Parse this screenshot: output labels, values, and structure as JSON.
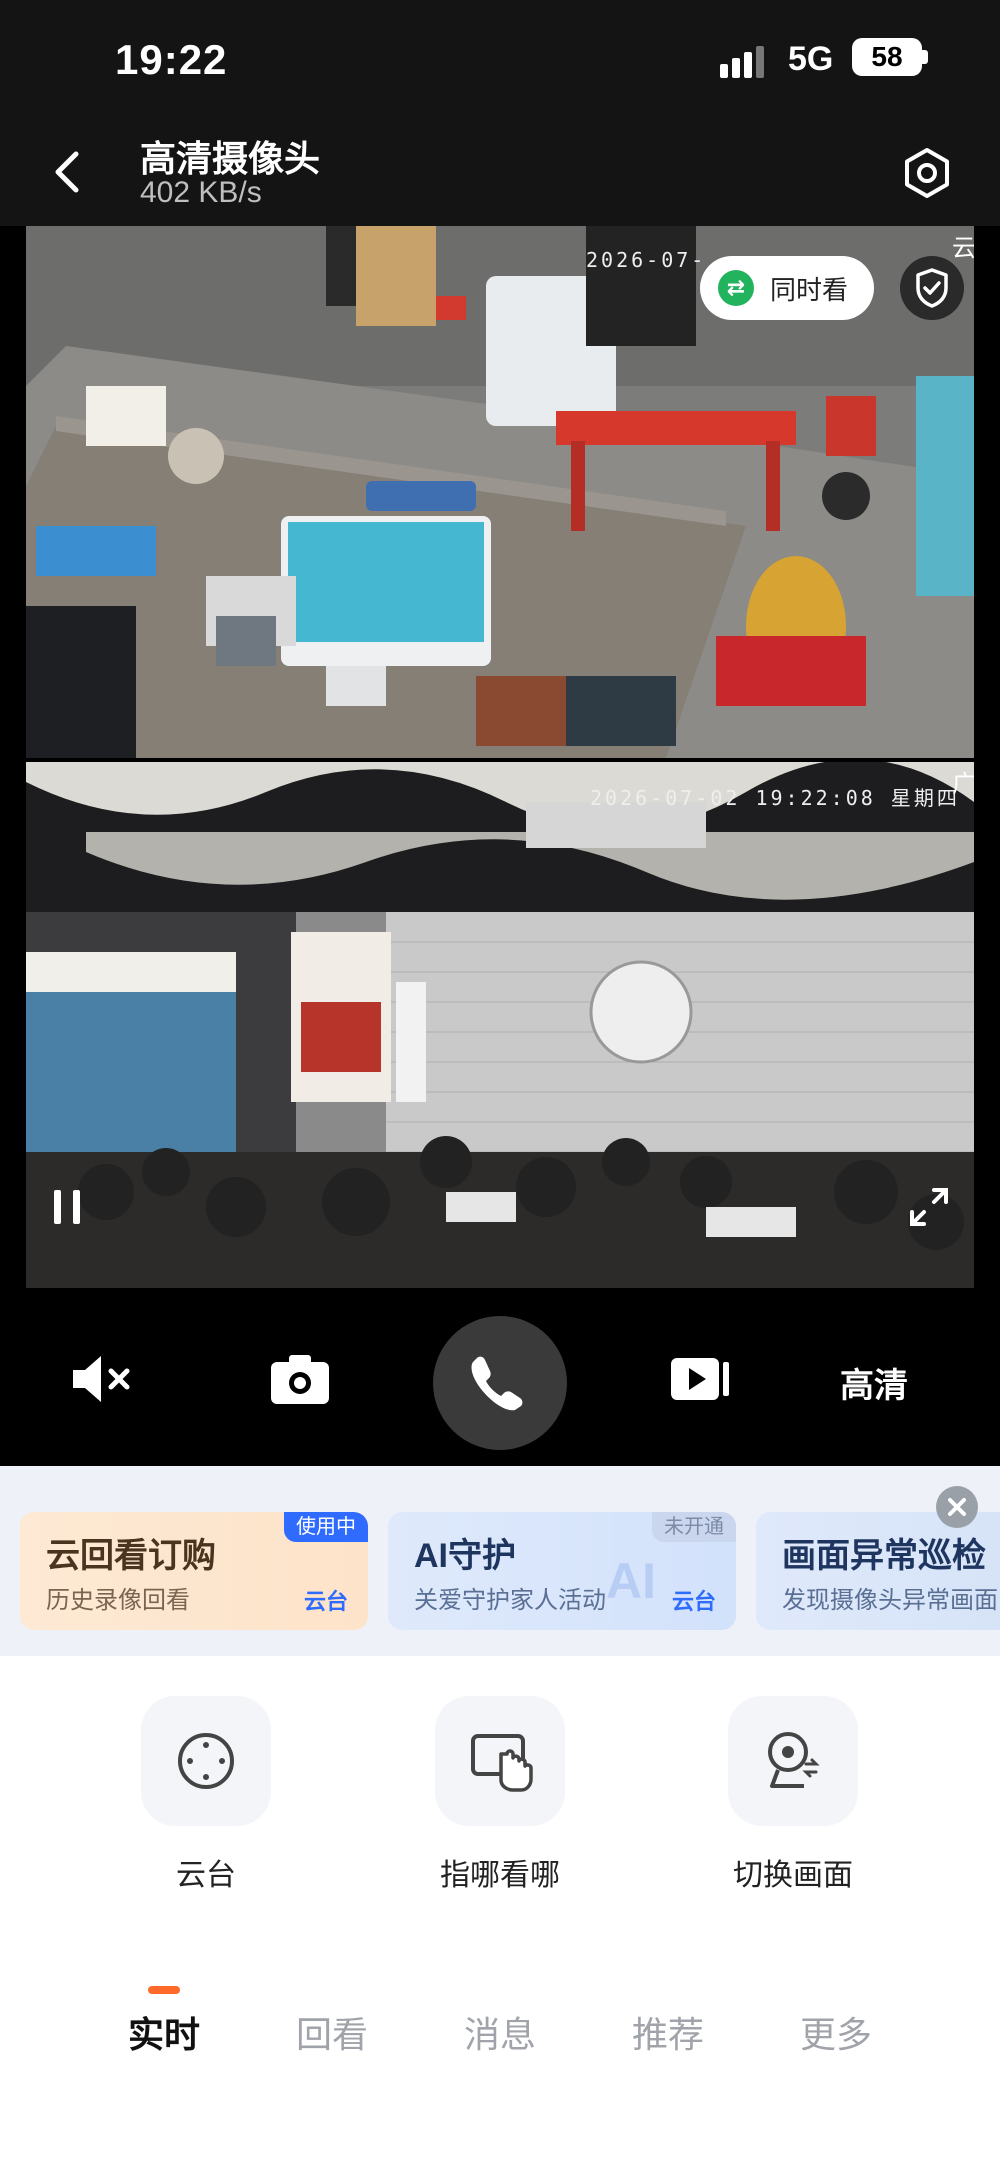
{
  "status_bar": {
    "time": "19:22",
    "network": "5G",
    "battery": "58"
  },
  "header": {
    "title": "高清摄像头",
    "subtitle": "402 KB/s"
  },
  "feed_top": {
    "timestamp": "2026-07-",
    "tag": "云台"
  },
  "feed_bottom": {
    "timestamp": "2026-07-02 19:22:08 星期四",
    "tag": "广角"
  },
  "overlay": {
    "watch_together": "同时看"
  },
  "controls": {
    "quality": "高清"
  },
  "promos": [
    {
      "title": "云回看订购",
      "subtitle": "历史录像回看",
      "badge": "使用中",
      "tag": "云台"
    },
    {
      "title": "AI守护",
      "subtitle": "关爱守护家人活动",
      "badge": "未开通",
      "tag": "云台",
      "mark": "AI"
    },
    {
      "title": "画面异常巡检",
      "subtitle": "发现摄像头异常画面"
    }
  ],
  "features": [
    {
      "label": "云台",
      "icon": "ptz-joystick-icon"
    },
    {
      "label": "指哪看哪",
      "icon": "touch-screen-icon"
    },
    {
      "label": "切换画面",
      "icon": "switch-camera-icon"
    }
  ],
  "tabs": [
    {
      "label": "实时",
      "active": true
    },
    {
      "label": "回看"
    },
    {
      "label": "消息"
    },
    {
      "label": "推荐"
    },
    {
      "label": "更多"
    }
  ],
  "colors": {
    "accent": "#ff6a2b",
    "watch_green": "#22b35e",
    "badge_blue": "#2f6bff"
  }
}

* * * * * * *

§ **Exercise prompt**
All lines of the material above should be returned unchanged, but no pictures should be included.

§ **Completed task**
Parse this screenshot: output labels, values, and structure as JSON.
{
  "status_bar": {
    "time": "19:22",
    "network": "5G",
    "battery": "58"
  },
  "header": {
    "title": "高清摄像头",
    "subtitle": "402 KB/s"
  },
  "feed_top": {
    "timestamp": "2026-07-",
    "tag": "云台"
  },
  "feed_bottom": {
    "timestamp": "2026-07-02 19:22:08 星期四",
    "tag": "广角"
  },
  "overlay": {
    "watch_together": "同时看"
  },
  "controls": {
    "quality": "高清"
  },
  "promos": [
    {
      "title": "云回看订购",
      "subtitle": "历史录像回看",
      "badge": "使用中",
      "tag": "云台"
    },
    {
      "title": "AI守护",
      "subtitle": "关爱守护家人活动",
      "badge": "未开通",
      "tag": "云台",
      "mark": "AI"
    },
    {
      "title": "画面异常巡检",
      "subtitle": "发现摄像头异常画面"
    }
  ],
  "features": [
    {
      "label": "云台",
      "icon": "ptz-joystick-icon"
    },
    {
      "label": "指哪看哪",
      "icon": "touch-screen-icon"
    },
    {
      "label": "切换画面",
      "icon": "switch-camera-icon"
    }
  ],
  "tabs": [
    {
      "label": "实时",
      "active": true
    },
    {
      "label": "回看"
    },
    {
      "label": "消息"
    },
    {
      "label": "推荐"
    },
    {
      "label": "更多"
    }
  ],
  "colors": {
    "accent": "#ff6a2b",
    "watch_green": "#22b35e",
    "badge_blue": "#2f6bff"
  }
}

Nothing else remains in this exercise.